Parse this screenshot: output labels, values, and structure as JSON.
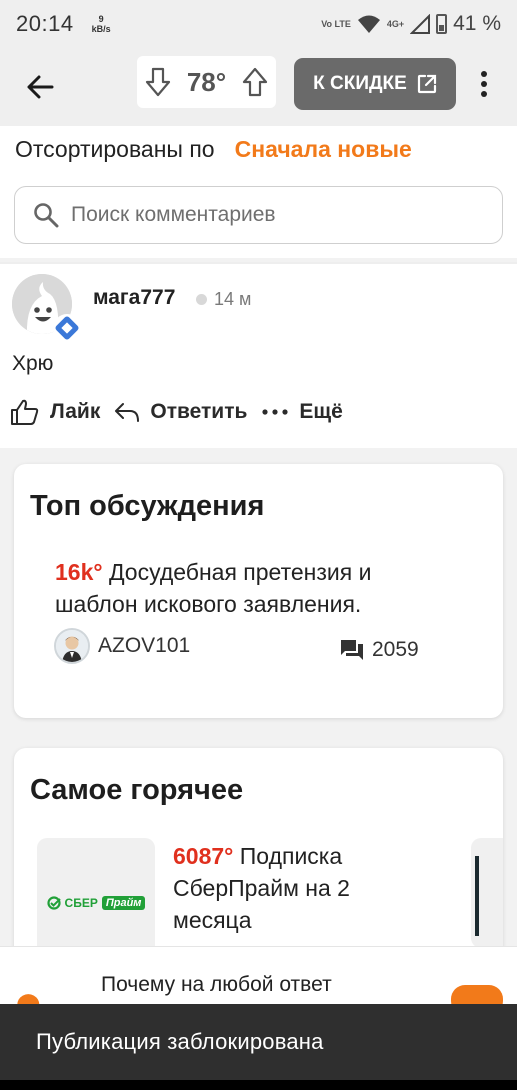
{
  "status_bar": {
    "time": "20:14",
    "net_speed_value": "9",
    "net_speed_unit": "kB/s",
    "volte": "Vo LTE",
    "network": "4G+",
    "battery": "41 %"
  },
  "app_bar": {
    "temperature": "78°",
    "deal_button_label": "К СКИДКЕ"
  },
  "sort": {
    "label": "Отсортированы по",
    "value": "Сначала новые"
  },
  "search": {
    "placeholder": "Поиск комментариев",
    "value": ""
  },
  "comment": {
    "author": "мага777",
    "time": "14 м",
    "text": "Хрю",
    "actions": {
      "like": "Лайк",
      "reply": "Ответить",
      "more": "Ещё"
    }
  },
  "top_discussions": {
    "title": "Топ обсуждения",
    "item": {
      "temperature": "16k°",
      "title": " Досудебная претензия и шаблон искового заявления.",
      "author": "AZOV101",
      "comments": "2059"
    }
  },
  "hottest": {
    "title": "Самое горячее",
    "item": {
      "temperature": "6087°",
      "title": " Подписка СберПрайм на 2 месяца",
      "logo_text": "СБЕР",
      "logo_badge": "Прайм"
    }
  },
  "ad": {
    "text": "Почему на любой ответ"
  },
  "snackbar": {
    "message": "Публикация заблокирована"
  },
  "colors": {
    "accent": "#f27a1a",
    "hot": "#e0301e",
    "button_grey": "#6a6a6a",
    "snackbar": "#2f2f2f"
  }
}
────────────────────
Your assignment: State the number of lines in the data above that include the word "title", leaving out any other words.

Task answer: 4